**DATASET EXCERPTS**

++++++++

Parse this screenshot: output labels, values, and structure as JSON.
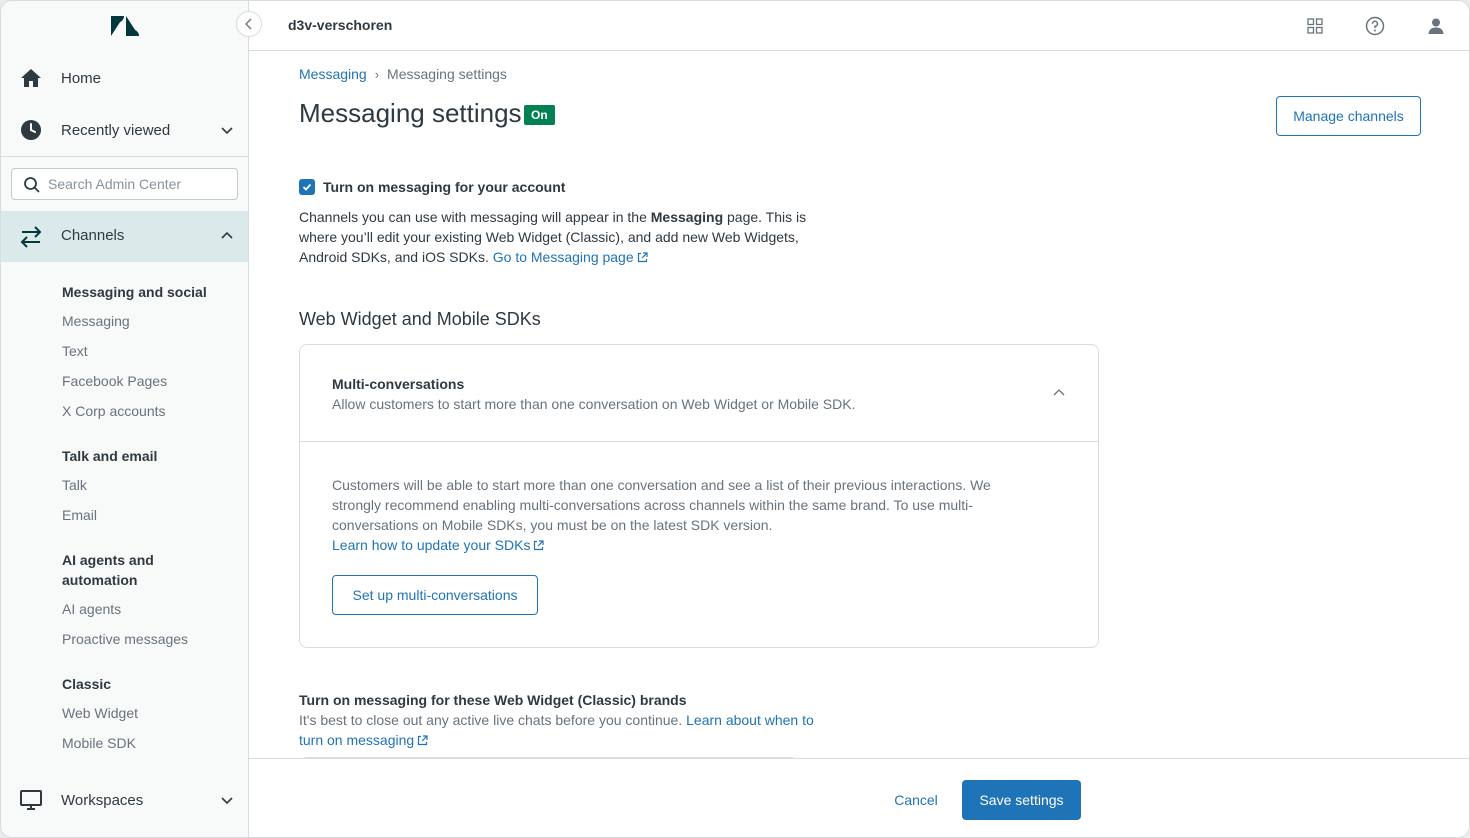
{
  "sidebar": {
    "home_label": "Home",
    "recent_label": "Recently viewed",
    "search_placeholder": "Search Admin Center",
    "channels_label": "Channels",
    "groups": [
      {
        "title": "Messaging and social",
        "items": [
          "Messaging",
          "Text",
          "Facebook Pages",
          "X Corp accounts"
        ]
      },
      {
        "title": "Talk and email",
        "items": [
          "Talk",
          "Email"
        ]
      },
      {
        "title_line1": "AI agents and",
        "title_line2": "automation",
        "items": [
          "AI agents",
          "Proactive messages"
        ]
      },
      {
        "title": "Classic",
        "items": [
          "Web Widget",
          "Mobile SDK"
        ]
      }
    ],
    "workspaces_label": "Workspaces"
  },
  "topbar": {
    "account_name": "d3v-verschoren"
  },
  "breadcrumb": {
    "parent": "Messaging",
    "separator": "›",
    "current": "Messaging settings"
  },
  "page": {
    "title": "Messaging settings",
    "status_badge": "On",
    "manage_button": "Manage channels"
  },
  "messaging_toggle": {
    "label": "Turn on messaging for your account",
    "checked": true,
    "desc_part1": "Channels you can use with messaging will appear in the ",
    "desc_bold": "Messaging",
    "desc_part2": " page. This is where you’ll edit your existing Web Widget (Classic), and add new Web Widgets, Android SDKs, and iOS SDKs. ",
    "link": "Go to Messaging page"
  },
  "web_widget_section": {
    "title": "Web Widget and Mobile SDKs"
  },
  "multi_conv_card": {
    "title": "Multi-conversations",
    "subtitle": "Allow customers to start more than one conversation on Web Widget or Mobile SDK.",
    "body": "Customers will be able to start more than one conversation and see a list of their previous interactions. We strongly recommend enabling multi-conversations across channels within the same brand. To use multi-conversations on Mobile SDKs, you must be on the latest SDK version.",
    "link": "Learn how to update your SDKs",
    "button": "Set up multi-conversations"
  },
  "classic_section": {
    "title": "Turn on messaging for these Web Widget (Classic) brands",
    "desc": "It's best to close out any active live chats before you continue. ",
    "link_line1": "Learn about when to",
    "link_line2": "turn on messaging"
  },
  "footer": {
    "cancel": "Cancel",
    "save": "Save settings"
  },
  "colors": {
    "accent": "#1f73b7",
    "status_on": "#038153",
    "active_nav_bg": "#dae9ea",
    "text": "#2f3941"
  },
  "icons": [
    "zendesk-logo",
    "home-icon",
    "clock-icon",
    "chevron-down-icon",
    "search-icon",
    "arrows-swap-icon",
    "chevron-up-icon",
    "monitor-icon",
    "chevron-left-icon",
    "grid-icon",
    "help-icon",
    "user-icon",
    "external-link-icon",
    "check-icon"
  ]
}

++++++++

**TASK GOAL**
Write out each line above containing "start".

**SOLUTION TO THIS TASK**
    "subtitle": "Allow customers to start more than one conversation on Web Widget or Mobile SDK.",
    "body": "Customers will be able to start more than one conversation and see a list of their previous interactions. We strongly recommend enabling multi-conversations across channels within the same brand. To use multi-conversations on Mobile SDKs, you must be on the latest SDK version.",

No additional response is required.